### THE TASK
Go over the listing below line by line and tally those containing "title". Give only the tally.

### RECORDS TO USE

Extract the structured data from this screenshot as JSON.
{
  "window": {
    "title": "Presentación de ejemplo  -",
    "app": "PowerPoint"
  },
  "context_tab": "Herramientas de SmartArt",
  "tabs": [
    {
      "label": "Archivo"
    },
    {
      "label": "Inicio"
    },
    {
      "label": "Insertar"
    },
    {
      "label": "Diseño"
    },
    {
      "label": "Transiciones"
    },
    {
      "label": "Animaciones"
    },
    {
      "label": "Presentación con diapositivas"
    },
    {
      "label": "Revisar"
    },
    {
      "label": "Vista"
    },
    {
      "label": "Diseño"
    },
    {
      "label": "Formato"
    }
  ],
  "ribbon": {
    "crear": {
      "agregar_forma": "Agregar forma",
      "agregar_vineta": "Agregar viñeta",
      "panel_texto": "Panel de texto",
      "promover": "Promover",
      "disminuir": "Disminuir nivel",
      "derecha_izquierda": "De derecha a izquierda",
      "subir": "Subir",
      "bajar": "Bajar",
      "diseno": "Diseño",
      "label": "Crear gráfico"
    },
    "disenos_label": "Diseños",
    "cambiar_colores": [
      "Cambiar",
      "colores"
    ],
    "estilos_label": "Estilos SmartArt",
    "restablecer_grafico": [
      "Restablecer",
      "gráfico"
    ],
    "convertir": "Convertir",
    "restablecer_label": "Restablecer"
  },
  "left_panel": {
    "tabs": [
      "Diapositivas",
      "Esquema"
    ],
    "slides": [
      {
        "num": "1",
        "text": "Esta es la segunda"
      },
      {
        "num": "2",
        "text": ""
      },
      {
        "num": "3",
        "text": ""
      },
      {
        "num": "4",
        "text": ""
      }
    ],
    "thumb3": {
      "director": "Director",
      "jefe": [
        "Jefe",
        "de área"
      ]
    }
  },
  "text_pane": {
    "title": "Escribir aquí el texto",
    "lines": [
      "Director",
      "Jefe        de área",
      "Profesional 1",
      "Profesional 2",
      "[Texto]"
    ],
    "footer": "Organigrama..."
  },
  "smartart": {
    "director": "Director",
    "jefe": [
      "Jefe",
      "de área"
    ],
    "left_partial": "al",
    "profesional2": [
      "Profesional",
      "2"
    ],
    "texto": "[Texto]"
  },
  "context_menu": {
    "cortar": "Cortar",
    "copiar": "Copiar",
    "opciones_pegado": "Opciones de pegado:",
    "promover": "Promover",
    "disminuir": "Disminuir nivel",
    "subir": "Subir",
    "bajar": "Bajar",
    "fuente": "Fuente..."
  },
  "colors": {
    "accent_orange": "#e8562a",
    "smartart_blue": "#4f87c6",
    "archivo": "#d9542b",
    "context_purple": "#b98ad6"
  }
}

### EXERCISE ANSWER
2